• _Task objective_:
Within these entries, which lines include the string "this"? Copy each one.

(Dataset rows describing interfaces)

Start of Block

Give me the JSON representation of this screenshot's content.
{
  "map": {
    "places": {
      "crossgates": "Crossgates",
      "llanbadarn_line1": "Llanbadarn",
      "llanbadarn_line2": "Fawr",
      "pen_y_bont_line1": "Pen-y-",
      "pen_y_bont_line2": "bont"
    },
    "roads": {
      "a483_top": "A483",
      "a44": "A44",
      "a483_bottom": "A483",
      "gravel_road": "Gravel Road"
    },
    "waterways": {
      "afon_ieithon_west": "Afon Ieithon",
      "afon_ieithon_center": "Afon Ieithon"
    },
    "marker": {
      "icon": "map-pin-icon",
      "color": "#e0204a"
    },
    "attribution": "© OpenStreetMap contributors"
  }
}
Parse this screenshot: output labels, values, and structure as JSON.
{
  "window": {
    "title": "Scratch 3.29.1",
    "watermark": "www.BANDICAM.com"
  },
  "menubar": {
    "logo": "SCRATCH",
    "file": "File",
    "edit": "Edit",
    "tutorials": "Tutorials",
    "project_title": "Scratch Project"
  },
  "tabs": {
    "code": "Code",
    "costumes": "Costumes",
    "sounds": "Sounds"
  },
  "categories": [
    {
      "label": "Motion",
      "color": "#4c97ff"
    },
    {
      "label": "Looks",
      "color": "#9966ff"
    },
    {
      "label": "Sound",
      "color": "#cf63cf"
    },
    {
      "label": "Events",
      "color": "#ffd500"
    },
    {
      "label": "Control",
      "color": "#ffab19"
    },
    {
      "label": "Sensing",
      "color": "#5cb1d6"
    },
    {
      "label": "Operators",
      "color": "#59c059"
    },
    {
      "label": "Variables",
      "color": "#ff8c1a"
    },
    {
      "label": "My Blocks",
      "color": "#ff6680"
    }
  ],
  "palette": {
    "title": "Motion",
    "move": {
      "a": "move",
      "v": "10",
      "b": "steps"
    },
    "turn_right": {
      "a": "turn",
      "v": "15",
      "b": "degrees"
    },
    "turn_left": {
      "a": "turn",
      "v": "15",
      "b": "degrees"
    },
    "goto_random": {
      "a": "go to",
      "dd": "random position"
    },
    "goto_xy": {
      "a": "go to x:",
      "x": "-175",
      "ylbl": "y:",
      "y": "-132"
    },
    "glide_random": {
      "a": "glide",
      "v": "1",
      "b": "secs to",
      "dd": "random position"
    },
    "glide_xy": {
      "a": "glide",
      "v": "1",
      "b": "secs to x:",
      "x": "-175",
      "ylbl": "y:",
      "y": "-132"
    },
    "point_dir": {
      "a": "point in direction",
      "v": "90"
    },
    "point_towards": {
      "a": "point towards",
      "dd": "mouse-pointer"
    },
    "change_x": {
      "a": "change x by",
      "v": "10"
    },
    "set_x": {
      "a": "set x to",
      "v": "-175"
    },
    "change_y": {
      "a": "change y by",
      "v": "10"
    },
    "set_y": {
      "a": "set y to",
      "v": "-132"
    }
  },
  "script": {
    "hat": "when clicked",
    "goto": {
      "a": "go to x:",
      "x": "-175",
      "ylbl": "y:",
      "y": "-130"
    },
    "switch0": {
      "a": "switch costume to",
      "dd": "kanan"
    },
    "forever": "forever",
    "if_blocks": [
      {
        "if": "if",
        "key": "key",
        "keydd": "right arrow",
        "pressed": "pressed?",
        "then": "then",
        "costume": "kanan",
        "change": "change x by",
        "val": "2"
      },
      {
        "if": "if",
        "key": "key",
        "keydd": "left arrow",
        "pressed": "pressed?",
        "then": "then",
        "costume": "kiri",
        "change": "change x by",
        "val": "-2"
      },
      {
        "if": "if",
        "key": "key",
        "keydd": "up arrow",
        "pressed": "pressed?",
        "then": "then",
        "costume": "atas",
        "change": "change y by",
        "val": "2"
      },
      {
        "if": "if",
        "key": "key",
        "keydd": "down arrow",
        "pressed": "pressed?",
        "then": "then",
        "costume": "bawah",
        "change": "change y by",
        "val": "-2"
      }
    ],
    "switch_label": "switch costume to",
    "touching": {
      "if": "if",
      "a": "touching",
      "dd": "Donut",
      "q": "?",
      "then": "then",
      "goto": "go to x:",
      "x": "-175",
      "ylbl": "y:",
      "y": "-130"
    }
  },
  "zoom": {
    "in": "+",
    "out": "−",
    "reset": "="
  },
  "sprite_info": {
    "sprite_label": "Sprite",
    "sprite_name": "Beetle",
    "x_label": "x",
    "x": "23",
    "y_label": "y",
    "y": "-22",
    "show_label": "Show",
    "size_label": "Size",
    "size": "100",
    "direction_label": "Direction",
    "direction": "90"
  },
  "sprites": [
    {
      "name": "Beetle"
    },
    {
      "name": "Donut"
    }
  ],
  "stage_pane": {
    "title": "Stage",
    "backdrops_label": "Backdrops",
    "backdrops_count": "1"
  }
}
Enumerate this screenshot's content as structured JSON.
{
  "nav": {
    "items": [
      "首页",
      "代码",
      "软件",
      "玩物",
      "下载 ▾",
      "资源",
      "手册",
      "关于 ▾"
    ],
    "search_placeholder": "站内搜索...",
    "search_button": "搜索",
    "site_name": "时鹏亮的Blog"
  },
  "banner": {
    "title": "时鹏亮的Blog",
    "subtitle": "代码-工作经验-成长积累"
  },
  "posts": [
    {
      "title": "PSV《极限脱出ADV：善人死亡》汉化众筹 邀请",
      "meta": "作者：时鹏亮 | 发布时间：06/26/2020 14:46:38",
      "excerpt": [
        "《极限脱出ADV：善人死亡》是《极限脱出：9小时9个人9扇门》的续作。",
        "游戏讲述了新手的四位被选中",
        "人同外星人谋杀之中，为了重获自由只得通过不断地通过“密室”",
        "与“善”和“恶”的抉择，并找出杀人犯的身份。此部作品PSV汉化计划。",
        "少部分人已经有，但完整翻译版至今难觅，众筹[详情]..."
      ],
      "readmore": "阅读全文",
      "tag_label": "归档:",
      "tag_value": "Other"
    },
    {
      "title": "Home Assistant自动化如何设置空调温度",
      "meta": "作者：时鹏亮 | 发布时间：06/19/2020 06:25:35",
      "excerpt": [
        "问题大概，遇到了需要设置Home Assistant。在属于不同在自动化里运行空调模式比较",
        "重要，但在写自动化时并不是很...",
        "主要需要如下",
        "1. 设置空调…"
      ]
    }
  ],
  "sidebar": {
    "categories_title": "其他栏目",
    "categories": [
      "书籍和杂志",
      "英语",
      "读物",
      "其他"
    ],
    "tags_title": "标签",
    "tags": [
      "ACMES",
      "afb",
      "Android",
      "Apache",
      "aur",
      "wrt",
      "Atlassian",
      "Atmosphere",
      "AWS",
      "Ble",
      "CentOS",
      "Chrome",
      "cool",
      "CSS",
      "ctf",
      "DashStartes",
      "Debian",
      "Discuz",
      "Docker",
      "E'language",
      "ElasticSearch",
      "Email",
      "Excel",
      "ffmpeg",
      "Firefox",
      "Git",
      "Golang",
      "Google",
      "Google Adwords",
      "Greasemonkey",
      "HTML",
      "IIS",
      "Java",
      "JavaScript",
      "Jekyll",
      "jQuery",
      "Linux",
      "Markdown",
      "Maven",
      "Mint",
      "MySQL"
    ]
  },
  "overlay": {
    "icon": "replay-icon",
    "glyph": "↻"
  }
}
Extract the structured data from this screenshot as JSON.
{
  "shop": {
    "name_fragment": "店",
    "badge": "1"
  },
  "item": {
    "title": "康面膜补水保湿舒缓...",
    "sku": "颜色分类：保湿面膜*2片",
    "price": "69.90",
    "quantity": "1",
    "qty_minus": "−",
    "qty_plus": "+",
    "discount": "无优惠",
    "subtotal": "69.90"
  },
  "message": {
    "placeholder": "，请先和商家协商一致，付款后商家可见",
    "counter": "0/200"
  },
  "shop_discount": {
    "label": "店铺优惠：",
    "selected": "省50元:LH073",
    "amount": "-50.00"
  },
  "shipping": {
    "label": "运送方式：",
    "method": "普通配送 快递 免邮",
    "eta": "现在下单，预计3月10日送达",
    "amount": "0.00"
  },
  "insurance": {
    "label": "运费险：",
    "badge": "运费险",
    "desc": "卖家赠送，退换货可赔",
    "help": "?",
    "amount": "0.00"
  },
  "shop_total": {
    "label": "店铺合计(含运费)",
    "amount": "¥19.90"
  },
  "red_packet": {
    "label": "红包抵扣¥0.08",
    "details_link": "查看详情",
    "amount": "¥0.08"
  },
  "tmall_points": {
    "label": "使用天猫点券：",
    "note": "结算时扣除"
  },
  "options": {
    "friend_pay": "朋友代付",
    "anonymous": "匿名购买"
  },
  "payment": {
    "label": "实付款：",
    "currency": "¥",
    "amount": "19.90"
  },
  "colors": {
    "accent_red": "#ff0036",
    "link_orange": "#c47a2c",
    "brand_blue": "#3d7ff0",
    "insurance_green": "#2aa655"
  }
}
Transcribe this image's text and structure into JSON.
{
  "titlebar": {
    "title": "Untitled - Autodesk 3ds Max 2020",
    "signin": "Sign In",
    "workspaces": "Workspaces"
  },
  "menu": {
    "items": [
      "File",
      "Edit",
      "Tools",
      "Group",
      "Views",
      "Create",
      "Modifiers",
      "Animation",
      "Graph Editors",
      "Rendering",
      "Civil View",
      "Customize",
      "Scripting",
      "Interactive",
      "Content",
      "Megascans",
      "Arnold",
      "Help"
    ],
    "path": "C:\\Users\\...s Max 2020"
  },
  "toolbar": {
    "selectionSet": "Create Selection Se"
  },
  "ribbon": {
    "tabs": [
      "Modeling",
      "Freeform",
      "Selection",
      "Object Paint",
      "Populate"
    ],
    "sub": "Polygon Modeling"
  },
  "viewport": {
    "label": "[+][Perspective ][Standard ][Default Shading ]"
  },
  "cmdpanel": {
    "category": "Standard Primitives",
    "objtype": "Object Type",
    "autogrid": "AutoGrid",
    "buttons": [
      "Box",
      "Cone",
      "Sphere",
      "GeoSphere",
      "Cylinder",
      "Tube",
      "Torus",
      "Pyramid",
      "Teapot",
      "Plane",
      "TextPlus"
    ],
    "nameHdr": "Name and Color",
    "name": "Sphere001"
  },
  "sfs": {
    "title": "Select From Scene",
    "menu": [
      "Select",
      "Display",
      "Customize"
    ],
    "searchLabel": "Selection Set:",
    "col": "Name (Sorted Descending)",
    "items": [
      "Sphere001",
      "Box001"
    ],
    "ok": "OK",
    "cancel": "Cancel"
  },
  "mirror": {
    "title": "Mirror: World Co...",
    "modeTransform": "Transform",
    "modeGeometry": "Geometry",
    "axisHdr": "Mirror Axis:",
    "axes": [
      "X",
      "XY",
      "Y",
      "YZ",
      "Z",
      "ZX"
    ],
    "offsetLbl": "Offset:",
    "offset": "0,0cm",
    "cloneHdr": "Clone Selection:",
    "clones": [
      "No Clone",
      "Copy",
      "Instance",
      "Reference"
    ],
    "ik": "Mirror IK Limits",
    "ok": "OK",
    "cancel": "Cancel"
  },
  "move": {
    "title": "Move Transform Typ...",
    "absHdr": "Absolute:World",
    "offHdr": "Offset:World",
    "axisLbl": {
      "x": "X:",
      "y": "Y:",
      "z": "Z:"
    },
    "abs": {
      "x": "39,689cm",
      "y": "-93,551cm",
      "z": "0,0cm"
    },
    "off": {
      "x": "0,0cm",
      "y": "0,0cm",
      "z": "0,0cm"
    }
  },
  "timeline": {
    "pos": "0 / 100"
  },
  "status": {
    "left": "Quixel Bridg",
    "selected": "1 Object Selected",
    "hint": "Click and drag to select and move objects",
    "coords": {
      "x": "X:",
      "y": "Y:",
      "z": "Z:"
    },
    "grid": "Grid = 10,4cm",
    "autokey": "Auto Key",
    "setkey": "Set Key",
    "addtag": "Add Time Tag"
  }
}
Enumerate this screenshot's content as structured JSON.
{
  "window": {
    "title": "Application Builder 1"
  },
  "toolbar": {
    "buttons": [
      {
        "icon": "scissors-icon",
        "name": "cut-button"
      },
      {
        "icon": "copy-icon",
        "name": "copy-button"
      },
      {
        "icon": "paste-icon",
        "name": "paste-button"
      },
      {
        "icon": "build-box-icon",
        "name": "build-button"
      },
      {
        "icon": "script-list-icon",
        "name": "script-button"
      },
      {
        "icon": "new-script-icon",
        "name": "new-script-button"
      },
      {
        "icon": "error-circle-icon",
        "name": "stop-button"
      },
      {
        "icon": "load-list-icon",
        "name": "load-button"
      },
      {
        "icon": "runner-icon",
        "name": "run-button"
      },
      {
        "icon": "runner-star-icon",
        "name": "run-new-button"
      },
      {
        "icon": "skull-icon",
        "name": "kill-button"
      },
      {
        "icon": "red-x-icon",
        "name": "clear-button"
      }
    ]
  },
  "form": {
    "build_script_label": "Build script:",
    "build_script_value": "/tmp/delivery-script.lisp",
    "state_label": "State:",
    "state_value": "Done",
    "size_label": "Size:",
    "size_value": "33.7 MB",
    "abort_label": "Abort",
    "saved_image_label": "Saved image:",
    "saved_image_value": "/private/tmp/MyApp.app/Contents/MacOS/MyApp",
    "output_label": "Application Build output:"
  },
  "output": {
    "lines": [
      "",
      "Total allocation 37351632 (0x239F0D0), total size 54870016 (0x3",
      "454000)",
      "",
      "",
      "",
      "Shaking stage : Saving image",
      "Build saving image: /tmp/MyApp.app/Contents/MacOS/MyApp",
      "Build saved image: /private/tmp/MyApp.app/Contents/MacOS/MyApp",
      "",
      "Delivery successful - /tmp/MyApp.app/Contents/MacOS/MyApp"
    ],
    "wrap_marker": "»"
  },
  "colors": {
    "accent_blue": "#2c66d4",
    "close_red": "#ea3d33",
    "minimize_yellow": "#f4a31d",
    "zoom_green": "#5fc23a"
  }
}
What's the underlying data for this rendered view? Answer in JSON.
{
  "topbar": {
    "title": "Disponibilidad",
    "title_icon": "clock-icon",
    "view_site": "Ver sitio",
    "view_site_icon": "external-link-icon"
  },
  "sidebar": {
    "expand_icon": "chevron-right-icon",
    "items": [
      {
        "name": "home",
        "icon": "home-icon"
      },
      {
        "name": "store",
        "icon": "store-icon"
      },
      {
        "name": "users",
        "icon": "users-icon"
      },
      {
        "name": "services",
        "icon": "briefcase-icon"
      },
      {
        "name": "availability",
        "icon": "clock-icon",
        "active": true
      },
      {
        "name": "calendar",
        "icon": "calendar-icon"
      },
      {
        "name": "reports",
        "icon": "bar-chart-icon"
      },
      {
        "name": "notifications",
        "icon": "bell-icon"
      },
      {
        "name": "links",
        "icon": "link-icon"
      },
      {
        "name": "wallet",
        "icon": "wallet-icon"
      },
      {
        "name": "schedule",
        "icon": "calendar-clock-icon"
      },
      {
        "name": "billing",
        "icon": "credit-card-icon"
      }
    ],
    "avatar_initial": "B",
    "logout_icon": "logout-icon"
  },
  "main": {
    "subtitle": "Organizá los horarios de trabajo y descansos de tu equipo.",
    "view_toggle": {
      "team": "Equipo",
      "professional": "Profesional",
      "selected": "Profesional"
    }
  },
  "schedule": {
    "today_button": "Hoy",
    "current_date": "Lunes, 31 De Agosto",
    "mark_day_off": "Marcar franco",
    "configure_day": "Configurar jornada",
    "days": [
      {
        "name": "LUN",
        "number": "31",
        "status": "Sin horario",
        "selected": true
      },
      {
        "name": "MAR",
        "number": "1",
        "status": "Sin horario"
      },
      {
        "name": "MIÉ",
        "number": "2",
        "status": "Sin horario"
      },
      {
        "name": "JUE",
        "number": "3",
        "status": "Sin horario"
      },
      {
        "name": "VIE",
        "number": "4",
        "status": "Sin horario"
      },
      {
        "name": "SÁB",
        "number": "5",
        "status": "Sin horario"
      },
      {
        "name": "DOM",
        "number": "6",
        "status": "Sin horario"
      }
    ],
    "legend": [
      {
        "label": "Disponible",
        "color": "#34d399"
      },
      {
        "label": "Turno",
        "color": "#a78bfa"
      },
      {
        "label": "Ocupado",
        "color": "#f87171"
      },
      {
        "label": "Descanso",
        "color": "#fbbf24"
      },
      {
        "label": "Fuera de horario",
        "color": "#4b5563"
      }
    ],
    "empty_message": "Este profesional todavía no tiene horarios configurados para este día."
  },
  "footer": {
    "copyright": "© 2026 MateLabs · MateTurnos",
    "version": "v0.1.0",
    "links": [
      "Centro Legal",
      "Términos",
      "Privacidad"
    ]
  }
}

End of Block

• _Written answer_:
Give me the JSON representation of this screenshot's content.
Parse this screenshot: output labels, values, and structure as JSON.
Enumerate this screenshot's content as structured JSON.
Extract the structured data from this screenshot as JSON.
Transcribe this image's text and structure into JSON.
Enumerate this screenshot's content as structured JSON.
What's the underlying data for this rendered view? Answer in JSON.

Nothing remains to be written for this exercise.